The measles, mumps, and rubella (MMR) vaccine and the varicella (chickenpox) vaccine are examples. Killed (inactivated) vaccines are made from a protein or other small pieces taken from a virus or bacteria. The whooping cough (pertussis) vaccine is an example.
Are inactivated vaccines live?
Inactivated vaccines are not alive and cannot replicate. The entire dose of antigen is administered in the injection. These vaccines cannot cause disease from infection, even in an immunodeficient person.
Which type of vaccine is most effective?

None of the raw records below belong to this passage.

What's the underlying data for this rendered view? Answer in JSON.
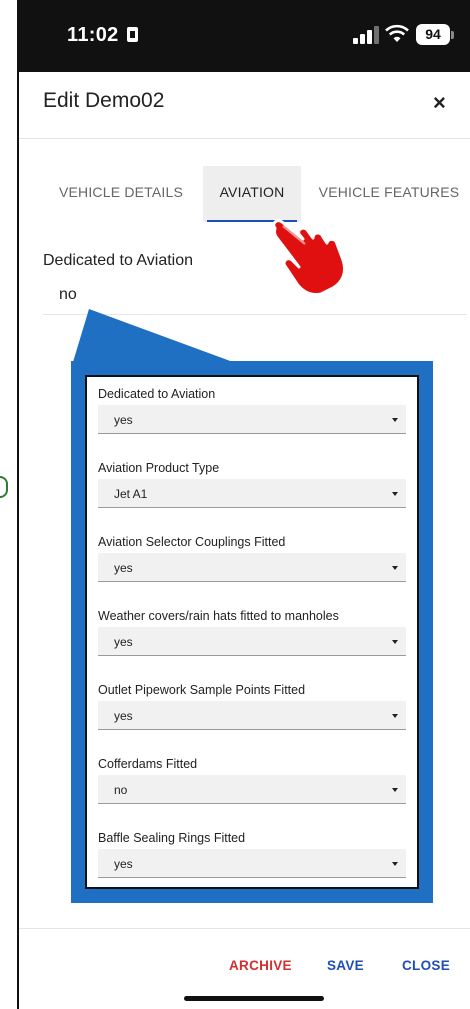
{
  "status_bar": {
    "time": "11:02",
    "battery": "94"
  },
  "header": {
    "title": "Edit Demo02",
    "close_label": "×"
  },
  "tabs": [
    {
      "label": "VEHICLE DETAILS"
    },
    {
      "label": "AVIATION"
    },
    {
      "label": "VEHICLE FEATURES"
    }
  ],
  "current_field": {
    "label": "Dedicated to Aviation",
    "value": "no"
  },
  "panel": {
    "items": [
      {
        "label": "Dedicated to Aviation",
        "value": "yes"
      },
      {
        "label": "Aviation Product Type",
        "value": "Jet A1"
      },
      {
        "label": "Aviation Selector Couplings Fitted",
        "value": "yes"
      },
      {
        "label": "Weather covers/rain hats fitted to manholes",
        "value": "yes"
      },
      {
        "label": "Outlet Pipework Sample Points Fitted",
        "value": "yes"
      },
      {
        "label": "Cofferdams Fitted",
        "value": "no"
      },
      {
        "label": "Baffle Sealing Rings Fitted",
        "value": "yes"
      }
    ]
  },
  "footer": {
    "archive": "ARCHIVE",
    "save": "SAVE",
    "close": "CLOSE"
  },
  "colors": {
    "accent_blue": "#1e4fb3",
    "callout_blue": "#1f6fc2",
    "archive_red": "#d32f2f",
    "pointer_red": "#e01010"
  },
  "icons": [
    "sim-icon",
    "signal-icon",
    "wifi-icon",
    "battery-icon",
    "close-icon",
    "pointing-hand-icon",
    "dropdown-arrow-icon"
  ]
}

Live attenuated vaccines contain whole bacteria or viruses which have been “weakened” so that they create a protective immune response but do not cause disease in healthy people. Live vaccines tend to create a strong and lasting immune response and are some of our best vaccines.
What are the types of immunization?
What Vaccines Do Kids Need?Chickenpox (varicella) vaccine.Diphtheria, tetanus, and pertussis vaccine (DTaP)Hepatitis A vaccine (HepA)Hepatitis B vaccine (HepB)Hib vaccine.Human papillomavirus (HPV) vaccine.Influenza vaccine.Measles, mumps, and rubella vaccine (MMR)More items…
What is the basic principle of vaccination?
The main principle of vaccination is the proactive induction of a protective immune response by mimicking the natural interaction of an infectious pathogen (bacteria, viruses, etc.) with the human immune system (Fig.
Is there a vaccine for the chicken pox?
CDC recommends two doses of chickenpox vaccine for children, adolescents, and adults who have never had chickenpox and were never vaccinated. Children are routinely recommended to receive the first dose at age 12 through 15 months and the second dose at age 4 through 6 years.
Is tetanus a live vaccine?
They are known as “inactivated” vaccines because they do not contain live bacteria and cannot replicate themselves, which is why multiple doses are needed to produce immunity. What’s the difference between all the vaccines containing diphtheria and tetanus toxoids and pertussis vaccine? It’s like alphabet soup!
Is DTaP a live vaccine?
Both vaccines contain inactivated forms of the toxin produced by the bacteria that cause the three diseases. Inactivated means the substance no longer produces disease, but does trigger the body to create antibodies that give it immunity against the toxins. DTaP is approved for children under age 7.
What do you mean by inactivated vaccine?
Inactivated vaccines use the killed version of the germ that causes a disease. Inactivated vaccines usually don’t provide immunity (protection) that’s as strong as live vaccines. So you may need several doses over time (booster shots) in order to get ongoing immunity against diseases.
How are viruses inactivated for vaccines?
Inactivated virus vaccines are usually made by exposure of virulent virus to chemical or physical agents, for example, formalin or β-propiolactone, in order to destroy infectivity while retaining immunogenicity.
What are killed or inactivated vaccines?
An inactivated vaccine (or killed vaccine) is a vaccine consisting of virus particles, bacteria, or other pathogens that have been grown in culture and then lose disease producing capacity. In contrast, live vaccines use pathogens that are still alive (but are almost always attenuated, that is, weakened).
What is the safest type of vaccine?
Both acellular (aP) and whole-cell pertussis (wP) vaccines are safe and effective.
Are inactivated vaccines safe?
Inactivated vaccines can be considered safer than live vaccines, which, however, comes with a reduced effectiveness of the vaccine. Inactivated vaccines should not be seen as ineffective – the immunization schedule foresees repeated doses to ensure adequate immune responses in patients.
What is the definition of immunization?
Vaccination: The act of introducing a vaccine into the body to produce immunity to a specific disease. Immunization: A process by which a person becomes protected against a disease through vaccination. This term is often used interchangeably with vaccination or inoculation.
What’s the difference between a vaccine and an immunization?
Vaccination is the term used for getting a vaccine – that is, actually getting the injection or taking an oral vaccine dose. Immunisation refers to the process of both getting the vaccine and becoming immune to the disease following vaccination.